Backplane Design

I have been doing high-speed-board designs for several years and now am working on a backplane design for the telecomm business. The power source to our equipment pro-vides -48V and -48V RETURN, which must be bused to all the line cards that plug into the backplane. On each of the line cards, I have an isolating dc/dc converter to step down from -48V to 5 and 3V. Many 1.25-Gbps differential signal pairs go across the backplane between the line cards. My questions are:

  • Should I use dedicated power planes for the -48V/-48V RETURN supplies on the backplane?
  • Should my differential striplines be referenced to the -48V/-48V RETURN planes?
  • If I reference my striplines to the -48V/-48V RETURN planes, how do I deal with any noise on the -48V supply?
  • What are the advantages of using edge-coupled rather than broadside-coupled layout? I have nearly 750 differential pairs at this speed.
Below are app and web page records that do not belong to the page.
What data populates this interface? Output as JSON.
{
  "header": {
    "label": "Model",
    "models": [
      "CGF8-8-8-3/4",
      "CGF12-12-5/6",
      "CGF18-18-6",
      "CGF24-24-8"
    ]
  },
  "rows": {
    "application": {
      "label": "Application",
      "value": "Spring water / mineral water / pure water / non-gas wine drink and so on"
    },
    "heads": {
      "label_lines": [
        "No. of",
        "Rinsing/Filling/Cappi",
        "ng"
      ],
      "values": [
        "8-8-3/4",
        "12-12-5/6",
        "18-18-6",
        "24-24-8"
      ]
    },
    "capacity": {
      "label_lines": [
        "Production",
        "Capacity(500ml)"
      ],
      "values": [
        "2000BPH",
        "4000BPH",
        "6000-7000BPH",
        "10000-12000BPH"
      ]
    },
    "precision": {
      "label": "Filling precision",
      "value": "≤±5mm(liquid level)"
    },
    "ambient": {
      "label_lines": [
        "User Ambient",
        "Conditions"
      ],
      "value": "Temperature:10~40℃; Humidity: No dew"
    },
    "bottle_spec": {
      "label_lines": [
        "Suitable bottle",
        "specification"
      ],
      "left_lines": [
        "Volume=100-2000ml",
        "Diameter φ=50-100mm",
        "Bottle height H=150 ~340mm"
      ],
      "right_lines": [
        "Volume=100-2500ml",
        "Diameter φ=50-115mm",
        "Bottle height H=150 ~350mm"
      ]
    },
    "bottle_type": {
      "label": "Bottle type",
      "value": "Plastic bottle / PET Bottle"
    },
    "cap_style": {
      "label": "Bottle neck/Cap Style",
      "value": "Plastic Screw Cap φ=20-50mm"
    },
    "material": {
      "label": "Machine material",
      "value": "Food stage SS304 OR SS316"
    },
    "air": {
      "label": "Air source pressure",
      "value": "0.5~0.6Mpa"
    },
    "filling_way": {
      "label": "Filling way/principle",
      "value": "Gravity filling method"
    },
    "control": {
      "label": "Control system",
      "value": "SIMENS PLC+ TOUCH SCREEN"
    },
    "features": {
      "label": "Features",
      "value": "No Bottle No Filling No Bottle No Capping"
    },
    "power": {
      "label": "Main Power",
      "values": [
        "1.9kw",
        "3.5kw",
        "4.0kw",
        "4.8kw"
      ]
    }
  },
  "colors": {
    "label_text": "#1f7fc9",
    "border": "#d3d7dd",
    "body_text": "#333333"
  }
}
The overall board thickness is a concern.

When you say your dc/dc converters are "isolated," I assume you mean that the -48V/-48V RETURN connections bear no dc relation to the 5V, 3.3V, and ground terminals you use to power the cards. Such a power supply will work well in your application.

An isolated supply does not require solid -48V/-48V RETURN connections on the backplane. You can implement the -48V/-48V RETURN connections with fat traces. This approach saves some space in the layout. Use 2-oz copper on the -48V layer if necessary or whatever it takes to carry your dc current without objec-tionable dc voltage drops. Alternatively, you may want to bolt metal bus bars on the back of the motherboard to carry the heavy currents. Metal bus bars con-sume zero layout area in the motherboard, and the power cables can bolt directly to the bus bars.

Within the motherboard, incorporate a number of solid planes connected to chassis ground. Call these layers chassis_A. These planes separate the routing layers. for crosstalk control. All traces are therefore referenced to the chassis ground. Also put a solid chassis_A plane on both outside layers of the mother-board. Expose a strip of the chassis_A plane all around the edge of the mother-board and bolt this strip directly to the product chassis, using plated holes that connect all the internal chassis_A layers. Connect all the chassis_A planes with a virtual sea of vias on a regular grid. Use a grid spacing that is smaller than your signal rise and fall times.

To the extent that your differential drivers are not perfectly balanced, the chas-sis_A layers may be carrying some substantial fast transients. Therefore, the chassis_A layer at points internal to the motherboard is not at the same potential as the external chassis. If your cards require a "quiet" chassis connection-for example, to use for lowpass filtering of I/O signals exiting the box-you should prepare a second chassis layer, chassis_B. Layer chassis_B connects to the product chassis at its edge but is not otherwise connected to chassis_A, and you must not use it as a reference plane for any fast digital signals. You can use a completely separate layer or an isolated section of one of the chassis_A layers for this purpose.

Practical rather than electrical considerations determine the choice of edge-coupled (side-by-side) versus broadside-coupled (over and under) differential-stripline pairs. Broadside coupled traces suffer from a slight asymmetry that oc-curs when you couple from the surface of the board down into the routing layers. This asymmetry arises from the fact that one signal via must penetrate more deeply into the board than the other. Broadside coupling also requires supertight board-fabrication tolerances because you must fabricate the two elements of each pair on different layers.

To avoid the asymmetry and tolerance problems, I like to use edge coupling with the following board stack: A-S-S-A-S-S-A-S-S-A. This stack has four chassis_ A layers (A) and six signal layers (S). It provides three routing cavities, each con-taining two signal layers. The signal layers within each cavity comprise a horizon-tal-vertical routing pair. The three horizontal routing layers that carry your 750 pairs sideways across the backplane must endure a worst-case density of 250 pairs (500 wires) per layer. A 9-in.-high backplane would require a line density of 55 wires/in. for an average line-to-line pitch of 0.018 in., a generous allotment.

A standard 0.096-in.-thick motherboard with this layer stack will provide 30 mils of vertical space within each cavity. Within each cavity, you can use 6-mil traces with 8 mils between the elements of each pair, spaced 7 mils above the nearest reference plane. This geometry produces a differential impedance of 100W. Use a pair-to-pair spacing of 16 mils for a total differential-to-differential-mode crosstalk of about 2.

Your situation sounds manageable with edge-coupled pairs, and I would try that approach first.